Smiling in the Sun lesson plan

Sun science is the focus as you explore the Earth's rotation and revolution, the seasons, and night and day.

  • 1.

    Explore the concept of the Earth's rotation. With a partner, one of you holds a flashlight (the sun) and the other slowly rotates a large ball (Earth) with a small sticker on it. Figure out whether it is day or night where the sticker is, based on the position of the sun in relationship to Earth.

  • 2.

    Draw a 24-hour time line on roll paper with Crayola® Markers. For each hour, decide whether it is day or night where you live, and what you might be doing as the day goes on in summer and then in winter.

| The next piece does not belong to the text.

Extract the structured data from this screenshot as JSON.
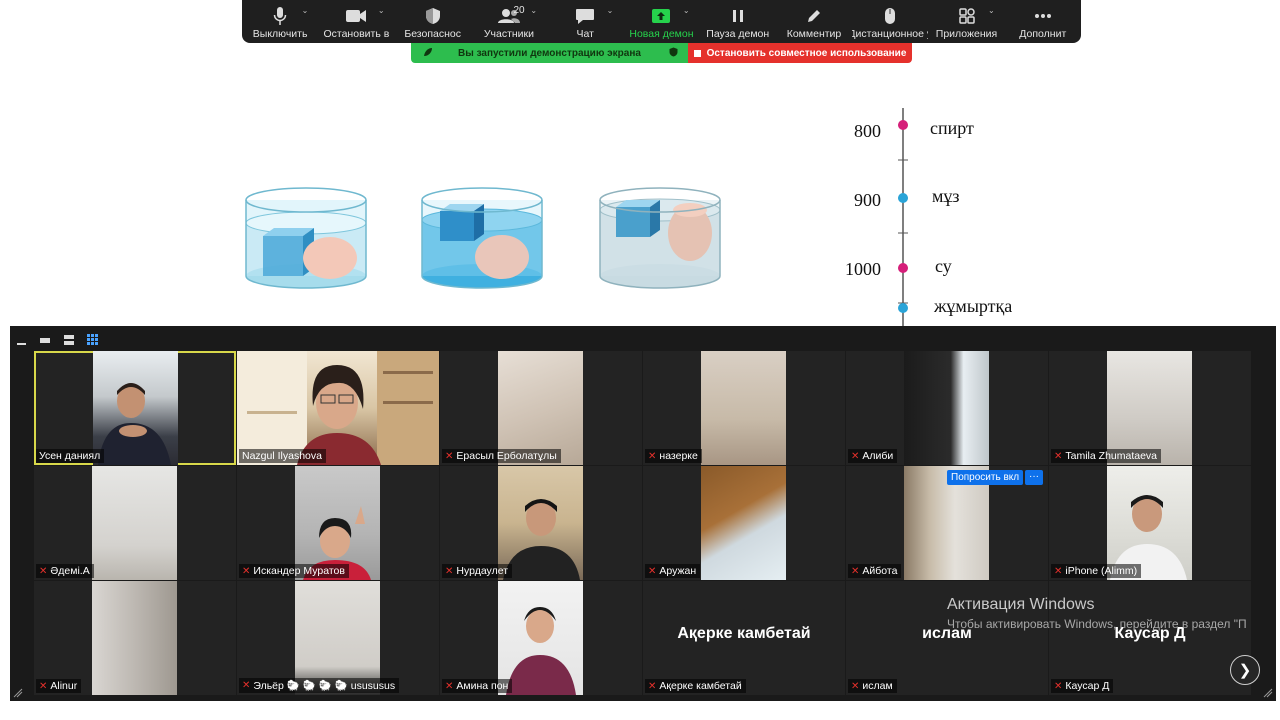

How does the season affect whether it is light or dark during certain hours?

  • 3.

    Choose a time of day and a season. Paint yourself at your chosen time of day in the appropriate clothing and activity for the season on white paper. Where will the sun (or moon) be in your painting? Use Crayola® Washable Paint and paint brushes on paper plates to blend colors. Mix small amounts of paint on paper plates.

  • 4.

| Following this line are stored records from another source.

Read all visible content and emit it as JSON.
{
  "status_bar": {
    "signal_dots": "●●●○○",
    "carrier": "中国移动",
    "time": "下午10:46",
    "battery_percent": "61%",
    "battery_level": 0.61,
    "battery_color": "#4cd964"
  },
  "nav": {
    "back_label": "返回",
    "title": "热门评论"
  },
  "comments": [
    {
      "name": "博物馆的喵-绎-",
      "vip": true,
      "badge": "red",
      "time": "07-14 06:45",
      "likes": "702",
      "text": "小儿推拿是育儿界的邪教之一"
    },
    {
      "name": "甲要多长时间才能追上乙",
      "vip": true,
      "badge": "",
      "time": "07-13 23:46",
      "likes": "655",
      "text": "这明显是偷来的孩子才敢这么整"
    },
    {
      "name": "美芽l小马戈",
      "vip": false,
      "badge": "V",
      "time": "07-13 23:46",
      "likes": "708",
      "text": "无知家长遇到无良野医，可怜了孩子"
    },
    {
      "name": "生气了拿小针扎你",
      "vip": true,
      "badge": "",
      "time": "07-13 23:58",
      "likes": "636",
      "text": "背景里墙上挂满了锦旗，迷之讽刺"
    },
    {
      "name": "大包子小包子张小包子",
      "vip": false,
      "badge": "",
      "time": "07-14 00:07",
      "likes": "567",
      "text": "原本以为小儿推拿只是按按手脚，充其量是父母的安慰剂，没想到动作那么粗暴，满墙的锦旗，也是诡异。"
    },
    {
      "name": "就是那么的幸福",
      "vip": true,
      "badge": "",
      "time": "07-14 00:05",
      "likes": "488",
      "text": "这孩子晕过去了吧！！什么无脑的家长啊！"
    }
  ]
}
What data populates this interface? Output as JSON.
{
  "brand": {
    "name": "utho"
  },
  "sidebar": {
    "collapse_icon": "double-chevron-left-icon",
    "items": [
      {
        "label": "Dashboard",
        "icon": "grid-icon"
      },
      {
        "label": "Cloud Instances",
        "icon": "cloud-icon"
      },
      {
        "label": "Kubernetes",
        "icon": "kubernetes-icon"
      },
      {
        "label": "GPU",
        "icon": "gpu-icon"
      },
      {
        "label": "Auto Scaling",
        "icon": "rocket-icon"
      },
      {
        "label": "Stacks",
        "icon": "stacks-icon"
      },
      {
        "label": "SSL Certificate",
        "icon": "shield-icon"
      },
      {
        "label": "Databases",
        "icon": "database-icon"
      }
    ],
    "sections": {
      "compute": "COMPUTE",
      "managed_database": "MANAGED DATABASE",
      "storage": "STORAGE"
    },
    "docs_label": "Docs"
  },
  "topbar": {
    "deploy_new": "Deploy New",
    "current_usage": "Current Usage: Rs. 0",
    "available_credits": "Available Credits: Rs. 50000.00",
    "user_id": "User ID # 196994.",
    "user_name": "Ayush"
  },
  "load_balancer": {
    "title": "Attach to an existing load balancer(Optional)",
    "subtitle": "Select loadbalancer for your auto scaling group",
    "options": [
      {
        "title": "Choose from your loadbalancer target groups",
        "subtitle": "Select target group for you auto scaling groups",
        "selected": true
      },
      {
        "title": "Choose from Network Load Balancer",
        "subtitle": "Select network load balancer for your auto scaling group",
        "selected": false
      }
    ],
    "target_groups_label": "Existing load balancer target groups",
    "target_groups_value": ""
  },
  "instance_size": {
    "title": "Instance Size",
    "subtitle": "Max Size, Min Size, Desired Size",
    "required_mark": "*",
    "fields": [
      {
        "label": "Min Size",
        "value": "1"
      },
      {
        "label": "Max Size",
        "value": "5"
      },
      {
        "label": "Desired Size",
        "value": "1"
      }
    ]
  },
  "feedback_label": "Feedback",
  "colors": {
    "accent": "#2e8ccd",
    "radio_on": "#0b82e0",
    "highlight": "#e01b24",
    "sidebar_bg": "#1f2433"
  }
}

    Display your paintings in 24-hour order in a hallway gallery. Share observations about your paintings and subjects with visitors.


  • Students explore the relative positions of the sun and Earth, and how this affects changes from night to day at any point on Earth.
  • Children show their recognition of patterns in times and seasons through visual representation.
  • Children create a gallery display to show their knowledge that sunrise and sunset are due to the Earth's rotation every 24 hours.


  • Maintain a chart of daylight hours during the school year. How much is the variation each day? Each week? When are the shortest and longest days? What are they called?
  • Expand the topic to weather patterns. Add paintings of various types of weather, clippings of weather reports and pictures, and cards with weather words to your gallery.
  • Create a calendar with drawings of weather observed for a month. Use the calendar to informally assess each child's understanding of yearly weather patterns.